The ultimate way to make cycling safe is to promote a culture of cycling, not bike helmet use. Helmet use is very uncommon in bike-friendly cities like Copenhagen and Amsterdam, where cyclists have been socialized to see cycling as a safe activity and where there is the infrastructure to support it. In order to promote the same culture here, we need to encourage people who don't bike that they should give it a try. If my biking without a helmet can help with that, then great. Especially since it's not conclusive that cycling with a helmet reduces your chance of getting injured.
If there was conclusive proof that bike helmets reduce the total number of serious head injuries compared to other normal activities, then I'd reconsider my stance. But if I'm not the kind of person who wears a helmet when I take a walk or get behind the wheel of a car, then there's no logic to me wearing one when I'm on a bike, particularly if I'm confident in my urban bike safety ability.
Meanwhile the proof is pretty strong that vehicles give me more space when I'm biking without a helmet. In a city biking, that's the kind of injury I'm most concerned about. And I want to encourage more people to get on their bicycles, because the more cyclists are out on the road, the safer I'll be.
... it is hard to overstate how our unnatural obsession with head protection is stifling the growth of our bicycle culture. It achieves little, except deterring the most casual cyclists, who also happen to be the slowest and safest ones on the road.
I'm not saying that adults should not wear bike helmets. The main point I'm trying to make is that, when compared to other forms of transportation, the fear of head trauma from cycling is likely out of proportion to the actual risk — and that fear is leading many advocates to admonish bare-headed cycling, contributing to a culture that's counter-productive to the overall safety of all cyclists.

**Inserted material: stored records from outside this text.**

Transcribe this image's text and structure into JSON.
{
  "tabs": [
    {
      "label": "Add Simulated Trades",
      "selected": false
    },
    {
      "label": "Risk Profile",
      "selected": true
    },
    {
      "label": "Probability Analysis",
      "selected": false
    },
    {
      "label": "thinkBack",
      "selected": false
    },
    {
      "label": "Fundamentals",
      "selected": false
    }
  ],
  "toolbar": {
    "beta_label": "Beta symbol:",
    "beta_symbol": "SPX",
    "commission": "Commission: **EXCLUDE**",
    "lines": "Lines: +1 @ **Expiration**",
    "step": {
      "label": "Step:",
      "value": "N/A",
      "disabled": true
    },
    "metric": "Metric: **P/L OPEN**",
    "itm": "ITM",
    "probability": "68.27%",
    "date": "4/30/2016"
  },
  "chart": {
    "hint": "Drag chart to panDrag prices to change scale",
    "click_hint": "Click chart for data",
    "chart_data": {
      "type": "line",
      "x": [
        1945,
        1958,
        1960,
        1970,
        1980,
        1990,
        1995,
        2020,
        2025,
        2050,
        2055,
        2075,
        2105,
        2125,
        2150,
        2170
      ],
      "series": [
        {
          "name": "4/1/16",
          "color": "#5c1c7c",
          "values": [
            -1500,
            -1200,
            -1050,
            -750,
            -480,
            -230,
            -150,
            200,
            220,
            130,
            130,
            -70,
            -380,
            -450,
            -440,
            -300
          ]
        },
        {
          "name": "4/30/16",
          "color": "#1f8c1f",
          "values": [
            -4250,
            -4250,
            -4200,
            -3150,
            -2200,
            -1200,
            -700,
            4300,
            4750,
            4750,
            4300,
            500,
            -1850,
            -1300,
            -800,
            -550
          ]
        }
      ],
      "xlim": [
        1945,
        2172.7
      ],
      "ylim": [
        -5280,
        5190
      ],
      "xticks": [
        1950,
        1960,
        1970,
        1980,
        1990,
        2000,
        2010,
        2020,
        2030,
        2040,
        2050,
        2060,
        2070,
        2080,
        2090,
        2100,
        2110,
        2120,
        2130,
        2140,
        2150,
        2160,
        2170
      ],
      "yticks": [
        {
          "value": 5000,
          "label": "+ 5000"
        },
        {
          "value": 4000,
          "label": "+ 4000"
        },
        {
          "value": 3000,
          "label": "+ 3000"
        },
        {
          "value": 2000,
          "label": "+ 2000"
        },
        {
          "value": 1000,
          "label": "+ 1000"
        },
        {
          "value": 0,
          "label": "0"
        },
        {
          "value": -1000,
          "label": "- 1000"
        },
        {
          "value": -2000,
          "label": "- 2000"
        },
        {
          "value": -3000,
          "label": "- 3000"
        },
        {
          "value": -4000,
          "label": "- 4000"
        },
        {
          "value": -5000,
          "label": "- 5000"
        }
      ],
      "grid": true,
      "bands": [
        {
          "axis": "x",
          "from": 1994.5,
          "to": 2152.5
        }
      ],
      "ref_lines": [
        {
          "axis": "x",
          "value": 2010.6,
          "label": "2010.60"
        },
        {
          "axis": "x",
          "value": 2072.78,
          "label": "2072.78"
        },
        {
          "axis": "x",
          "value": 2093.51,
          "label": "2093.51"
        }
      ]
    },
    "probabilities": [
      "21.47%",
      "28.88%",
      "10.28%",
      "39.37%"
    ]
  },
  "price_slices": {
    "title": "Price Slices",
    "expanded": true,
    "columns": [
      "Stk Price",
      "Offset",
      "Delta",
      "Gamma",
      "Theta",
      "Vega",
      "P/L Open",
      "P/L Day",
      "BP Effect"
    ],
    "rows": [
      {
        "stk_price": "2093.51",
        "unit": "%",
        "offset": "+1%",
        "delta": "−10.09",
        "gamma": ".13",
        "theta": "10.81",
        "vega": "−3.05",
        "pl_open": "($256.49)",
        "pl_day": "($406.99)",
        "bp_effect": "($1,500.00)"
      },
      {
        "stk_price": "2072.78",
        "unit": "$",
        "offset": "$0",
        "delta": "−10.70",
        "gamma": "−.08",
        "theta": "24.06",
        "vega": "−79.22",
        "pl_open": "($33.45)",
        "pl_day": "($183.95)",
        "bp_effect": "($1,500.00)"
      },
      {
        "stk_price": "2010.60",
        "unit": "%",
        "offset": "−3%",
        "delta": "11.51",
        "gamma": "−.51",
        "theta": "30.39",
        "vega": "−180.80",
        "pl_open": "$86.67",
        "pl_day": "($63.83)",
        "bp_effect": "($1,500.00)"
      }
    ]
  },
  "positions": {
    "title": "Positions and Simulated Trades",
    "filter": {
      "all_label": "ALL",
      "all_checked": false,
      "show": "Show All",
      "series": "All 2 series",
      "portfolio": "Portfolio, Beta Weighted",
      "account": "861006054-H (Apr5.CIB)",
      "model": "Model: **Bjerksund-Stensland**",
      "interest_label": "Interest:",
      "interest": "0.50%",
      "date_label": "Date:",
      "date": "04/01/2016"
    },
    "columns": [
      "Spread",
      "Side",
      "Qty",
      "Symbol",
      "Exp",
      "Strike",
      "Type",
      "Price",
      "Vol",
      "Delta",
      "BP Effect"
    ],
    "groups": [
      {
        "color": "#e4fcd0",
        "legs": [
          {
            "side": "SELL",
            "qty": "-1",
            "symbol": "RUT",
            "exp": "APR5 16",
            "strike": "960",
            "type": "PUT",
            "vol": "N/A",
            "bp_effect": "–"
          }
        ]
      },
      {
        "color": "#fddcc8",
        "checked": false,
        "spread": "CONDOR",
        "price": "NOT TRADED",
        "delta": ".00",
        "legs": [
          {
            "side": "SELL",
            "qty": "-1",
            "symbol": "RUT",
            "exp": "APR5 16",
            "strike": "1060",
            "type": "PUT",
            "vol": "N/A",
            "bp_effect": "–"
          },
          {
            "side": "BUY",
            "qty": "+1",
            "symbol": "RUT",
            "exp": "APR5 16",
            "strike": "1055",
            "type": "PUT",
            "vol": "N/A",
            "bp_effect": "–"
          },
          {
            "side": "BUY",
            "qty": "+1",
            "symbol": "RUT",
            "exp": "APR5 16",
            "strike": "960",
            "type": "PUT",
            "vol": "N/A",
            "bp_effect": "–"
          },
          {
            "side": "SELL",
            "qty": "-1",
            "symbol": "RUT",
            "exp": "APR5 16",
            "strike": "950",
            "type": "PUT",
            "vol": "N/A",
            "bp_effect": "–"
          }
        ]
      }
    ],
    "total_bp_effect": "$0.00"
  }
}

If you're not comfortable biking without a helmet, then by all means, you should wear one. In fact, some studies suggest that those in demographics that have had less biking experience (like children) should, indeed, wear protective head gear (as should teenaged drivers). I, for one, would put on a helmet if I were ever to take on long-distance biking, since I'm not as familiar with sharing traffic patterns with fast-moving cars.
But let's not believe that helmets are the panacea of bike safety. It's probably far more helpful that cyclists learn how to assert their road rights while also safely interacting with traffic. Understanding how to navigate your bike through the streets is far more important to a cyclist's safety than the helmet on their head.
If you do choose to wear a helmet when biking, don't stop there: Learn how to properly and safely interact with vehicles. Share the road. Know your rights. Learn to take the lane and feel comfortable about it. Not only do motorists treat you differently when you're wearing a helmet, studies show that helmets may be giving you a false sense of safety. I've seen cyclists speed through red lights, ride at night with no lights, pass between the curb and traffic into the path of a turning vehicle, and treat stopped automobiles as if they were permanently immobile. Those are all dangerous maneuvers, regardless as to whether or not you're wearing a helmet.
For me, perhaps future studies will show that wearing a helmet actually reduces the chance of injury, or that vehicles will start giving helmeted cyclists more leeway, or that seeing helmeted riders does not discourage others from hopping onto a bike.
Until then I ride the streets of New Haven without head gear hoping that it will encourage more people to get out on two wheels.